I'm not morally opposed to kimchi, although it's not exactly where my brain goes when I think "burger topping." I'm getting a little grossed out by the state fair-esque aspect of some burgers. You know: the more pile-ons, the better. Do we really need a burger topped with deep-fried cheese curds, for example?
I've got a confession to make: I'm not a huge Slider fan. I made the obligatory post-bar visits in college, where I think I managed to knock back a few, but that was it. What stands out in my memory are the crinkle fries; my roommate referred to them, probably un-originally, as "nails." For me, White Castle is one of those places that I'm glad to know exists -- if only for its historical nature -- but I tend to avoid.
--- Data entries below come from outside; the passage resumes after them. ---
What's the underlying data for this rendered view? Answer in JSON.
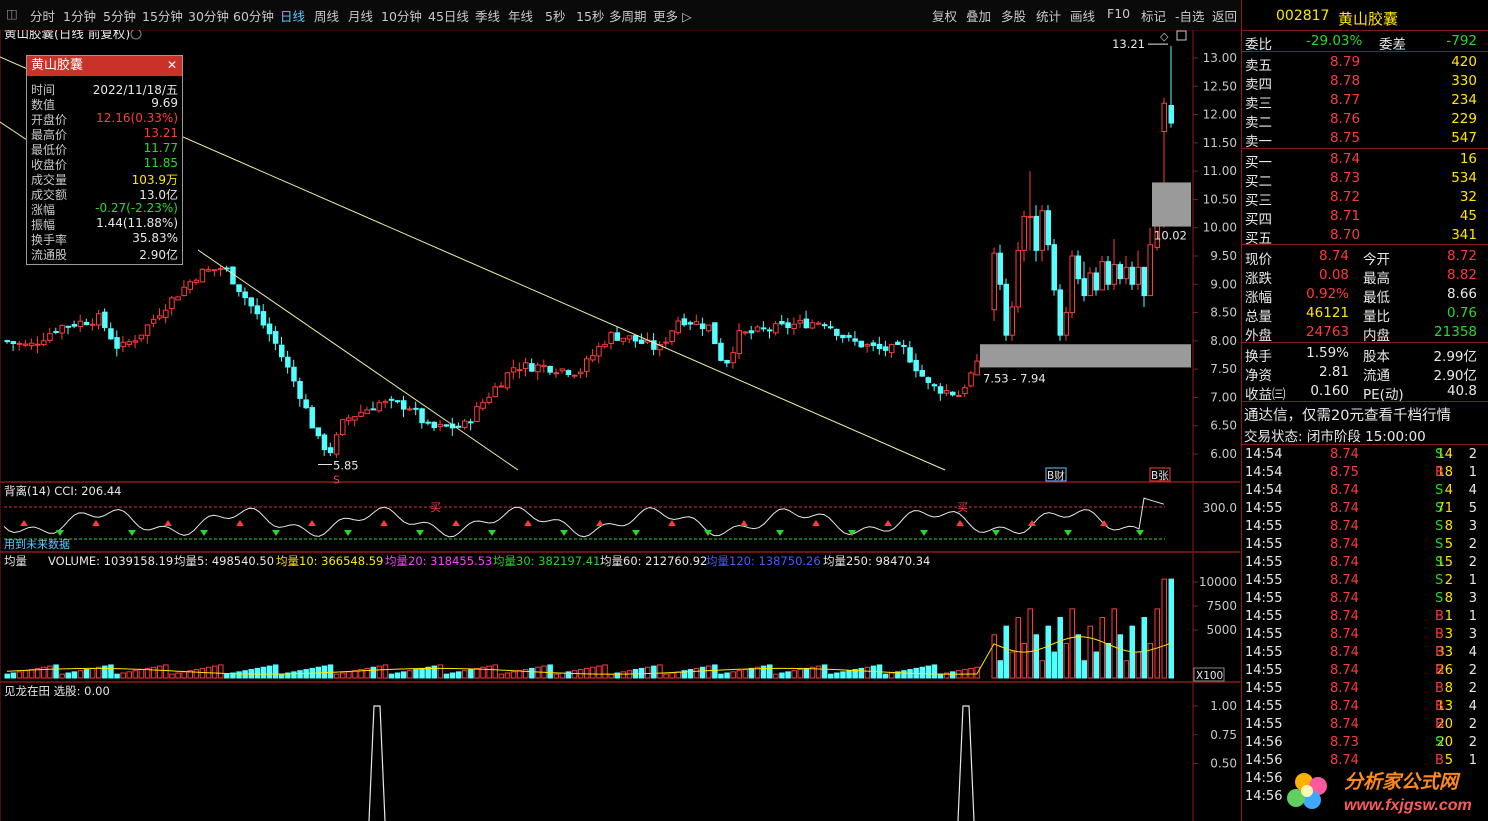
{
  "toolbar": {
    "periods": [
      "分时",
      "1分钟",
      "5分钟",
      "15分钟",
      "30分钟",
      "60分钟",
      "日线",
      "周线",
      "月线",
      "10分钟",
      "45日线",
      "季线",
      "年线",
      "5秒",
      "15秒",
      "多周期",
      "更多"
    ],
    "active": "日线",
    "tools": [
      "复权",
      "叠加",
      "多股",
      "统计",
      "画线",
      "F10",
      "标记",
      "-自选",
      "返回"
    ]
  },
  "chart": {
    "title": "黄山胶囊(日线 前复权)",
    "price_ticks": [
      "13.00",
      "12.50",
      "12.00",
      "11.50",
      "11.00",
      "10.50",
      "10.00",
      "9.50",
      "9.00",
      "8.50",
      "8.00",
      "7.50",
      "7.00",
      "6.50",
      "6.00"
    ],
    "high_label": "13.21",
    "low_label": "5.85",
    "gap_upper_label": "10.02",
    "gap_lower_label": "7.53 - 7.94",
    "marker_s": "S",
    "tag_bk": "B财",
    "tag_bn": "B张",
    "colors": {
      "up": "#ff3a3a",
      "down": "#54ffff",
      "trend": "#f0f0a0",
      "gap": "#9a9a9a",
      "axis": "#8b1a1a"
    }
  },
  "infobox": {
    "title": "黄山胶囊",
    "rows": [
      {
        "k": "时间",
        "v": "2022/11/18/五",
        "c": "#e8e8e8"
      },
      {
        "k": "数值",
        "v": "9.69",
        "c": "#e8e8e8"
      },
      {
        "k": "开盘价",
        "v": "12.16(0.33%)",
        "c": "#ff3a3a"
      },
      {
        "k": "最高价",
        "v": "13.21",
        "c": "#ff3a3a"
      },
      {
        "k": "最低价",
        "v": "11.77",
        "c": "#27d927"
      },
      {
        "k": "收盘价",
        "v": "11.85",
        "c": "#27d927"
      },
      {
        "k": "成交量",
        "v": "103.9万",
        "c": "#ffe600"
      },
      {
        "k": "成交额",
        "v": "13.0亿",
        "c": "#e8e8e8"
      },
      {
        "k": "涨幅",
        "v": "-0.27(-2.23%)",
        "c": "#27d927"
      },
      {
        "k": "振幅",
        "v": "1.44(11.88%)",
        "c": "#e8e8e8"
      },
      {
        "k": "换手率",
        "v": "35.83%",
        "c": "#e8e8e8"
      },
      {
        "k": "流通股",
        "v": "2.90亿",
        "c": "#e8e8e8"
      }
    ]
  },
  "cci": {
    "label": "背离(14)",
    "value_label": "CCI: 206.44",
    "tick": "300.0",
    "note": "用到未来数据",
    "buy_word": "买"
  },
  "volume": {
    "label": "均量",
    "items": [
      {
        "t": "VOLUME: 1039158.19",
        "c": "#e8e8e8"
      },
      {
        "t": "均量5: 498540.50",
        "c": "#e8e8e8"
      },
      {
        "t": "均量10: 366548.59",
        "c": "#ffe600"
      },
      {
        "t": "均量20: 318455.53",
        "c": "#ff40ff"
      },
      {
        "t": "均量30: 382197.41",
        "c": "#27d927"
      },
      {
        "t": "均量60: 212760.92",
        "c": "#e8e8e8"
      },
      {
        "t": "均量120: 138750.26",
        "c": "#4060ff"
      },
      {
        "t": "均量250: 98470.34",
        "c": "#e8e8e8"
      }
    ],
    "ticks": [
      "10000",
      "7500",
      "5000"
    ],
    "unit": "X100"
  },
  "signal": {
    "label": "见龙在田",
    "value_label": "选股: 0.00",
    "ticks": [
      "1.00",
      "0.75",
      "0.50"
    ]
  },
  "quote": {
    "code": "002817",
    "name": "黄山胶囊",
    "weibi": {
      "k": "委比",
      "v": "-29.03%",
      "k2": "委差",
      "v2": "-792"
    },
    "asks": [
      {
        "k": "卖五",
        "p": "8.79",
        "q": "420"
      },
      {
        "k": "卖四",
        "p": "8.78",
        "q": "330"
      },
      {
        "k": "卖三",
        "p": "8.77",
        "q": "234"
      },
      {
        "k": "卖二",
        "p": "8.76",
        "q": "229"
      },
      {
        "k": "卖一",
        "p": "8.75",
        "q": "547"
      }
    ],
    "bids": [
      {
        "k": "买一",
        "p": "8.74",
        "q": "16"
      },
      {
        "k": "买二",
        "p": "8.73",
        "q": "534"
      },
      {
        "k": "买三",
        "p": "8.72",
        "q": "32"
      },
      {
        "k": "买四",
        "p": "8.71",
        "q": "45"
      },
      {
        "k": "买五",
        "p": "8.70",
        "q": "341"
      }
    ],
    "stats": [
      {
        "k": "现价",
        "v": "8.74",
        "vc": "#ff3a3a",
        "k2": "今开",
        "v2": "8.72",
        "v2c": "#ff3a3a"
      },
      {
        "k": "涨跌",
        "v": "0.08",
        "vc": "#ff3a3a",
        "k2": "最高",
        "v2": "8.82",
        "v2c": "#ff3a3a"
      },
      {
        "k": "涨幅",
        "v": "0.92%",
        "vc": "#ff3a3a",
        "k2": "最低",
        "v2": "8.66",
        "v2c": "#e8e8e8"
      },
      {
        "k": "总量",
        "v": "46121",
        "vc": "#ffe600",
        "k2": "量比",
        "v2": "0.76",
        "v2c": "#27d927"
      },
      {
        "k": "外盘",
        "v": "24763",
        "vc": "#ff3a3a",
        "k2": "内盘",
        "v2": "21358",
        "v2c": "#27d927"
      }
    ],
    "stats2": [
      {
        "k": "换手",
        "v": "1.59%",
        "k2": "股本",
        "v2": "2.99亿"
      },
      {
        "k": "净资",
        "v": "2.81",
        "k2": "流通",
        "v2": "2.90亿"
      },
      {
        "k": "收益㈢",
        "v": "0.160",
        "k2": "PE(动)",
        "v2": "40.8"
      }
    ],
    "notice": "通达信，仅需20元查看千档行情",
    "trade_status": "交易状态: 闭市阶段 15:00:00",
    "ticks": [
      {
        "t": "14:54",
        "p": "8.74",
        "q": "14",
        "s": "S",
        "n": "2"
      },
      {
        "t": "14:54",
        "p": "8.75",
        "q": "18",
        "s": "B",
        "n": "1"
      },
      {
        "t": "14:54",
        "p": "8.74",
        "q": "4",
        "s": "S",
        "n": "4"
      },
      {
        "t": "14:55",
        "p": "8.74",
        "q": "71",
        "s": "S",
        "n": "5"
      },
      {
        "t": "14:55",
        "p": "8.74",
        "q": "8",
        "s": "S",
        "n": "3"
      },
      {
        "t": "14:55",
        "p": "8.74",
        "q": "5",
        "s": "S",
        "n": "2"
      },
      {
        "t": "14:55",
        "p": "8.74",
        "q": "15",
        "s": "S",
        "n": "2"
      },
      {
        "t": "14:55",
        "p": "8.74",
        "q": "2",
        "s": "S",
        "n": "1"
      },
      {
        "t": "14:55",
        "p": "8.74",
        "q": "8",
        "s": "S",
        "n": "3"
      },
      {
        "t": "14:55",
        "p": "8.74",
        "q": "1",
        "s": "B",
        "n": "1"
      },
      {
        "t": "14:55",
        "p": "8.74",
        "q": "3",
        "s": "B",
        "n": "3"
      },
      {
        "t": "14:55",
        "p": "8.74",
        "q": "33",
        "s": "B",
        "n": "4"
      },
      {
        "t": "14:55",
        "p": "8.74",
        "q": "26",
        "s": "B",
        "n": "2"
      },
      {
        "t": "14:55",
        "p": "8.74",
        "q": "8",
        "s": "B",
        "n": "2"
      },
      {
        "t": "14:55",
        "p": "8.74",
        "q": "13",
        "s": "B",
        "n": "4"
      },
      {
        "t": "14:55",
        "p": "8.74",
        "q": "20",
        "s": "B",
        "n": "2"
      },
      {
        "t": "14:56",
        "p": "8.73",
        "q": "20",
        "s": "S",
        "n": "2"
      },
      {
        "t": "14:56",
        "p": "8.74",
        "q": "5",
        "s": "B",
        "n": "1"
      },
      {
        "t": "14:56",
        "p": "",
        "q": "",
        "s": "",
        "n": ""
      },
      {
        "t": "14:56",
        "p": "",
        "q": "",
        "s": "",
        "n": ""
      }
    ]
  },
  "logo": {
    "line1": "分析家公式网",
    "line2": "www.fxjgsw.com"
  }
}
My immediate reaction is the monster I had last summer at the Anchor Bar in Superior, Wis. (http://anchorbar.freeservers.com). Actually, I had two: a straight-up cheeseburger ($3.25, maybe the best deal in the Twin Ports), and then their famous house specialty, a burger topped with Swiss and cashews. Both were fantastic.
You ought to check out the Asian-style pork burger at Muffuletta (muffuletta.com). Or the terrific lamb burger, served down the street (dinner only) at the Colossal Cafe (colossalcafe.com). Or what I think is the Twin Cities' best turkey burger, at the Craftsman (craftsmanrestaurant.com). Or the first-rate bison burger at Gather (gatherbydamico.com). Oh, and you can't beat the fabulous lamb sliders that are served in the (gorgeous) lounge at La Belle Vie (labellevie.us); get them with an order of the fries served with curried bearnaise.
True confessions: My very first job was at the Embers (in Burnsville), where I was a bus boy. I lasted a month, and that was what I always ordered for me free staff meal.
I'm with you, those turkey burgers at Zelo (zelomn.com), are pretty terrific. But I'm going to stick with my original answer, the Craftsman. Oh, and right now Craftsman chef Ryan Swaim is offering an elk burger.
Technically, yes, and good call. But "ground lamb sandwich" is a bit of a mouthful, isn't it?
Nook for the nostalgia, even post-fire reconstruction, but Blue Door for the Blucys, and the beer selection. And the Tater Tots.
The bun can be a major dealbreaker for me too. I'm always appreciative of a restaurant that bakes its own burger buns (HauteDish is a prime example) or has the good sense to buy from the best, whether that's the Salty Tart, Patisserie 46 or the New French Bakery. With so many good bakeries in town, there's really no excuse for serving a burger on a dreary bun.
I see that Jen Farni has a Reuben on her menu at the new Grain Stack at the Minneapolis Institute of Arts. I'd start there. I'm also a fan of the Reuben at Rye Deli (ryedeli.com). As for the lack of delis, it's a supply-demand thing. If only the Lutherans would rise up and shout DELI DELI DELI.
I'm so glad you suggested that. I have it on my list for Burger Friday. For those that don't know, Burger Friday is my weekly attempt to explore a different Twin Cities burger. You can find it at startribune.com/burger
Another find for that great city. Des Moines is a totally underrated food city, in my opinion. It's worth a weekend, and it's the same distance, car-wise, as a drive to Madison, Wis.
I love Wally's (wallysroastbeef.com), a Bloomington classic. It's second only to Maverick's (mavericksroastbeef.com) in Roseville.